Now one of the men who announced the discovery of the Piltdown Man fossils is likely to have been behind the infamous forgery, according to new analysis.
This new fossil, called Eoanthropus dawsoni — “Dawson’s dawn man” — supposedly showed a new evolutionary link between apes and humans.
The remains, with an ape-like jaw and braincase like a modern human, were stained dark reddish-brown like the gravel deposit they were recovered from.
Mr Dawson claimed to have discovered further evidence at a second site, close to the original, prior to his death in August 1916.
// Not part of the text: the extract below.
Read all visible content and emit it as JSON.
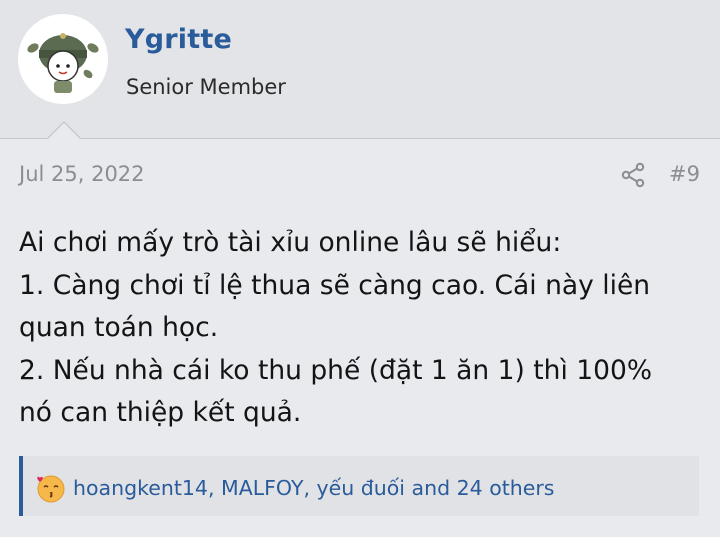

Doubts were immediately raised about the authenticity of the find, but it took the scientific community 40 years to unveil it as an elaborate hoax. When the remains were found to be a medieval human skull and ape’s jaw, suspicion for the hoax fell on Conan Doyle
He lived nearby and was a fossil collector, and even mused in his novel The Lost World about how easy it would be to create a fossil hoax.
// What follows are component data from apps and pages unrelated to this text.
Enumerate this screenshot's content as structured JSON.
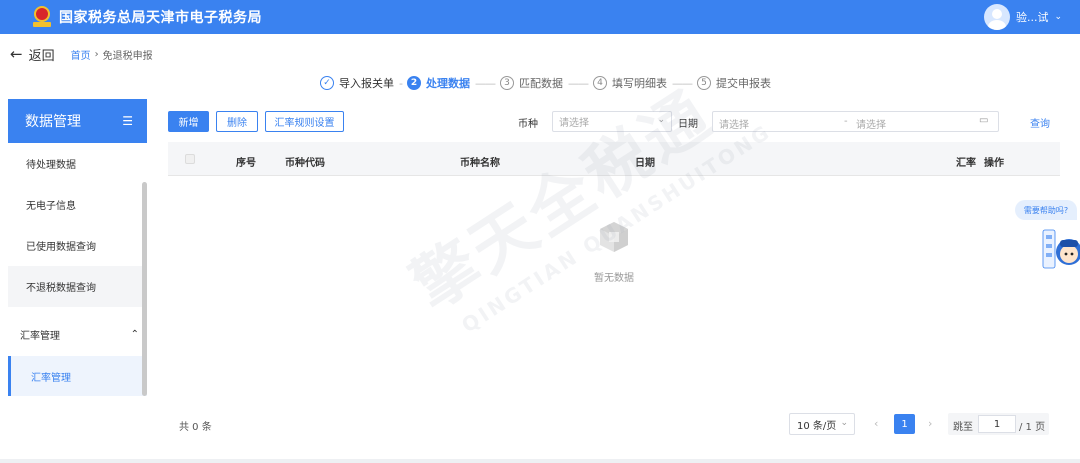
{
  "header": {
    "title": "国家税务总局天津市电子税务局",
    "user_name": "验...试"
  },
  "breadcrumb": {
    "back_label": "返回",
    "home": "首页",
    "separator": "›",
    "current": "免退税申报"
  },
  "steps": [
    {
      "index": "✓",
      "label": "导入报关单",
      "state": "done"
    },
    {
      "index": "2",
      "label": "处理数据",
      "state": "active"
    },
    {
      "index": "3",
      "label": "匹配数据",
      "state": "pending"
    },
    {
      "index": "4",
      "label": "填写明细表",
      "state": "pending"
    },
    {
      "index": "5",
      "label": "提交申报表",
      "state": "pending"
    }
  ],
  "sidebar": {
    "title": "数据管理",
    "items": [
      {
        "label": "待处理数据"
      },
      {
        "label": "无电子信息"
      },
      {
        "label": "已使用数据查询"
      },
      {
        "label": "不退税数据查询"
      }
    ],
    "group": {
      "label": "汇率管理",
      "sub_items": [
        {
          "label": "汇率管理"
        }
      ]
    }
  },
  "toolbar": {
    "add_label": "新增",
    "delete_label": "删除",
    "rule_label": "汇率规则设置",
    "currency_label": "币种",
    "currency_placeholder": "请选择",
    "date_label": "日期",
    "date_start_placeholder": "请选择",
    "date_sep": "-",
    "date_end_placeholder": "请选择",
    "query_label": "查询"
  },
  "table": {
    "columns": {
      "seq": "序号",
      "code": "币种代码",
      "name": "币种名称",
      "date": "日期",
      "rate": "汇率",
      "ops": "操作"
    },
    "rows": [],
    "empty_text": "暂无数据"
  },
  "watermark": {
    "main": "擎天全税通",
    "sub": "QINGTIAN QUANSHUITONG"
  },
  "pagination": {
    "total_text": "共 0 条",
    "page_size": "10 条/页",
    "current_page": "1",
    "jump_label": "跳至",
    "jump_value": "1",
    "page_count_text": "/ 1 页"
  },
  "help": {
    "bubble": "需要帮助吗?"
  },
  "colors": {
    "primary": "#3a82f0",
    "brand_red": "#d8262a",
    "brand_gold": "#f3c02d"
  }
}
Research has revealed the forgeries were created using a limited number of specimens, all constructed using a consistent method — suggesting the perpetrator acted alone.
It is highly likely that an orangutan specimen and at least two human skeletons were used to create the fakes, which are still kept at the Natural History Museum.
The work, which points the finger of suspicion firmly at Dawson, was undertaken by a team led by Liverpool John Moores University and used the latest scientific methods.
Dr Isabelle De Groote, from the university and lead author on the paper which is published in Royal Society Open Science, said the results point to a clear conclusion.
“Although multiple individuals have been accused of producing the fake fossils, our analyses to understand the modus operandi show consistency between all the different specimens and on both sites,” she said.
“It is clear from our analysis that this work was likely all carried out by one forger: Charles Dawson.”
DNA analysis found that both the canine tooth planted at the first Piltdown site and the molar from the second probably came from one orangutan.
The shape and form of the molar from the second Piltdown site was almost certainly from the other side of the jawbone planted in the first site.
3D X-ray imaging scans showed that many of the bones and a tooth were filled with Piltdown gravel and the openings plugged with small pebbles.
Holes in the skull bones were filled with dental putty, which was also used to re-set the teeth in the jaw and to reconstruct one of the teeth that fell apart while it was being ground down.
Chris Stringer, human origins expert at the Natural History Museum, said: “Our work shows that a century on, we can add a new chapter to the Piltdown story through new investigative techniques.
“For example we found surprising evidence that the forger had even removed the molars in order to modify them, and had then replaced them in the jawbone.”
New genetic and morphological evidence which suggests a single hoaxer created the Piltdown Man is published in Royal Society Open Science.